By Dr Paula Armstrong

The NHI White Paper published in June 2017 proposes that tax revenue currently spent on medical scheme beneficiaries in the form of medical scheme tax credits be redirected towards funding the NHI.[1] In 2014/15, the total amount paid to the principal members of medical schemes in the form of medical scheme tax credits totalled approximately R 18.5 billion.[2] The primary purpose for the tax credit is to “reimburse” taxpayers making use of the private healthcare sector. The credit is therefore only available to tax payers and represents a transfer from government to medical scheme members. We can think of it as a form of compensation for making use of private sector healthcare facilities and reducing the burden of healthcare delivery for the public sector. As such, it has a cost reducing role for medical scheme members.

Econex has analysed the extent to which removing medical scheme tax credits will impact on the affordability of medical scheme membership. Importantly, we consider the impact of removing the tax credit ceteris paribus; i.e. other things being equal, we consider only the impact of removing tax credits. We do not consider how medical scheme affordability will change with adjustments to risk pools such as mandatory membership, risk equalization or single benefit options. The methodology and results of the analysis are discussed in detail here. Relying on data from Statistics South Africa’s Income and Expenditure Survey of 2010/2011 (IES 2010/2011), we calculate the proportion of overall income allocated towards expenditure on medical scheme contributions. We calculate an affordability threshold of 12.85% of household income for medical scheme contributions. In other words, we assume that people will not spend more than 12.85% of their disposable income on medical scheme contributions. In order to assess the impact of the tax credit on medical scheme affordability, we calculate the proportion of beneficiaries across different parts of the income distribution that will face “unaffordable” medical scheme contributions should medical tax credits be removed. The results are shown in the figure below. Each income group comprises 20% of medical scheme beneficiaries ranked from poorest (beneficiary income group 1) to richest (beneficiary income group 5).

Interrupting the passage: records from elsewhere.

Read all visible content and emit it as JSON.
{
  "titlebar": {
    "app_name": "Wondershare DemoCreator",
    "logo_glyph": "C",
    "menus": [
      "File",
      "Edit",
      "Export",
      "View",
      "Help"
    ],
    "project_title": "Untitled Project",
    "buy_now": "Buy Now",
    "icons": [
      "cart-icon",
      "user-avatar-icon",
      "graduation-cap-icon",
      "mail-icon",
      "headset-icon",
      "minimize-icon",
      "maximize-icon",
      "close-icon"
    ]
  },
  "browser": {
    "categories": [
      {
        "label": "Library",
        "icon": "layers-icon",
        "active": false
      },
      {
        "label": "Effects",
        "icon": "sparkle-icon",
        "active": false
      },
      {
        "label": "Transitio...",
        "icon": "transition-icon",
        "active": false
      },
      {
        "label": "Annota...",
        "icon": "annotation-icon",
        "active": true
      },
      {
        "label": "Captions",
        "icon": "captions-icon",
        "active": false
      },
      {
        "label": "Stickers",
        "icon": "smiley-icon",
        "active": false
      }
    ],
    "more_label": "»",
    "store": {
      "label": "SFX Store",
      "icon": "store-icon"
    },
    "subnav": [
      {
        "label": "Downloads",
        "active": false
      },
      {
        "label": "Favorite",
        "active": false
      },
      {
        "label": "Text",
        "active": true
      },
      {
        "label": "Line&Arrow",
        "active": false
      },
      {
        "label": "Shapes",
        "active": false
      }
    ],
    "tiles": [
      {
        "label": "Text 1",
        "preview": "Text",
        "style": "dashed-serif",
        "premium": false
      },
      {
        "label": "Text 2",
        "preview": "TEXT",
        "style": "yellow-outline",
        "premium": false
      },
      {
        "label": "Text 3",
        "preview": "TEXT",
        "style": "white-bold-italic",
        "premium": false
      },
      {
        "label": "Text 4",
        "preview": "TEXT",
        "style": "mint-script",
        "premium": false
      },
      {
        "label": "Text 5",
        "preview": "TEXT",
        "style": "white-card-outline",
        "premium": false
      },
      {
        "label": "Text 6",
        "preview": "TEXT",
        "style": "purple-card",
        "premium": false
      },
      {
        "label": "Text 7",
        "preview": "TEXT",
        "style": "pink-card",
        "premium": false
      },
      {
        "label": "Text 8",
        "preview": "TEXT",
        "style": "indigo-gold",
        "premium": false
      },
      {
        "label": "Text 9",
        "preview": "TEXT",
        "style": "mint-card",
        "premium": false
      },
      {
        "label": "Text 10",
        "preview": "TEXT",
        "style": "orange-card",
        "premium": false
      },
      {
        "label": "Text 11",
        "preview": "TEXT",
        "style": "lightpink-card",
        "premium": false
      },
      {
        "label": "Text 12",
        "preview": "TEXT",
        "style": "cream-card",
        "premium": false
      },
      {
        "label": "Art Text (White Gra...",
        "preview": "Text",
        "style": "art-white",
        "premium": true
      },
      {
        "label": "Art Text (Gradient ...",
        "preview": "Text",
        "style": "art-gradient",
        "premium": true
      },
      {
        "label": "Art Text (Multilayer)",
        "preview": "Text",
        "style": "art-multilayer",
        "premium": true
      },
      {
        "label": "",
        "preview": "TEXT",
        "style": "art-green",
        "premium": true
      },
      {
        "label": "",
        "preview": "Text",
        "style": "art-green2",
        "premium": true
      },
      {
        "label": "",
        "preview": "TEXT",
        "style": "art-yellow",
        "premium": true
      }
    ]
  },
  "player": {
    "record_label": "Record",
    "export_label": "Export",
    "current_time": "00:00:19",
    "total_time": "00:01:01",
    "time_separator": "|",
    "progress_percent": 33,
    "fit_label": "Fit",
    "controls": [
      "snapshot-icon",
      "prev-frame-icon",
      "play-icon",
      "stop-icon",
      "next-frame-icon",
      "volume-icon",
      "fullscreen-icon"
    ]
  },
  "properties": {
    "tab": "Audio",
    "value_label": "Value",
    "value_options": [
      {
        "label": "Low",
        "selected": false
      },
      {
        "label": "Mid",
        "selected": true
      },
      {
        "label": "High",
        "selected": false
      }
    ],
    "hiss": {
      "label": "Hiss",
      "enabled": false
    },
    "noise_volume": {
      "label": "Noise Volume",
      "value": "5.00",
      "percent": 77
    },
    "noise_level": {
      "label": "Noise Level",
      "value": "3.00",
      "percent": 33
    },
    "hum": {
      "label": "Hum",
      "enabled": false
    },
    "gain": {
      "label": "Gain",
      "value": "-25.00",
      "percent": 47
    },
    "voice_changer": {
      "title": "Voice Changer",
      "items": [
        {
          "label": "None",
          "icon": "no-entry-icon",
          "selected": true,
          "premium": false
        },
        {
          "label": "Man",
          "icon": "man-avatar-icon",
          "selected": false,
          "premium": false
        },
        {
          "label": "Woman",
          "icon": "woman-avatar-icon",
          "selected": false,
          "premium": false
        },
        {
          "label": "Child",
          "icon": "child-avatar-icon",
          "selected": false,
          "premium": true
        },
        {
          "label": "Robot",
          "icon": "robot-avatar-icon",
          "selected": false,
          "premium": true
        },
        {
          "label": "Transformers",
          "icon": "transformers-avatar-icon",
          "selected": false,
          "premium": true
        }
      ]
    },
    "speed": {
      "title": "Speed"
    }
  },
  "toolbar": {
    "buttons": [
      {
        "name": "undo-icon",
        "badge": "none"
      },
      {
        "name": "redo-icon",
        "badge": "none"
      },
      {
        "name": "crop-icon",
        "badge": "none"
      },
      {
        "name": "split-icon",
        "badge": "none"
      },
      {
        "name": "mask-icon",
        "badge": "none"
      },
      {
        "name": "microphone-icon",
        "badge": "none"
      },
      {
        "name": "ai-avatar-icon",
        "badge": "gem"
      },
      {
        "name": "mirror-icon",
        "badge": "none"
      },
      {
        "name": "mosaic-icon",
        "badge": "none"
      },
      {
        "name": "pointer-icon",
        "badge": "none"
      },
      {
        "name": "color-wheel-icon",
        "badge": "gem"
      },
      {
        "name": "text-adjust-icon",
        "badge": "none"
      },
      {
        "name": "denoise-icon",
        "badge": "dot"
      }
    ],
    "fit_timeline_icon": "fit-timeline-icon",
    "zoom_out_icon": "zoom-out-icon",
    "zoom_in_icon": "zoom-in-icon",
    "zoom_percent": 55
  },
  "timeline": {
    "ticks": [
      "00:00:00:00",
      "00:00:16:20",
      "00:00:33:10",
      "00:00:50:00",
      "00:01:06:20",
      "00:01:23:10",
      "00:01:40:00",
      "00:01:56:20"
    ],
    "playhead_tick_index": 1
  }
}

Figure 1: Proportion of beneficiaries moving above affordability threshold with removal of medical scheme tax credits

Source: IES 2010/2011 (Statistics SA); SARS (2017); Econex calculations.

Removing medical scheme tax credits will increase medical scheme contributions above the affordability threshold for almost half of beneficiaries in income group 1 (49.07%). In income groups 2, 3, 4, and 5, 21.51%, 14.29%, 9.43%, and 4.08% of beneficiaries’ contributions will increase above the affordability threshold should the tax credit be removed. This illustrates that the removal of medical scheme tax credits will affect poorer medical scheme beneficiaries disproportionately. In total, 21.86% (1.9 million in 2016) of medical scheme beneficiaries will move above the affordability threshold with the removal of tax credits.

The disproportionate effect on relatively poorer households will need to be considered when evaluating the rationale for removing medical scheme tax credits to help fund the NHI.

[1] Department of Health. 2017. National Health Insurance for South Africa: Towards universal health coverage. White paper. Par. 243, p 48.

[2] National Treasury. 2017. Budget Review 2017. Available:

Author/s: Dr Paula Armstrong  

Nothing in this publication should be construed as advice from any employee of Econex and should be seen as general summaries of developments or principles of interest that may not apply to specific circumstances.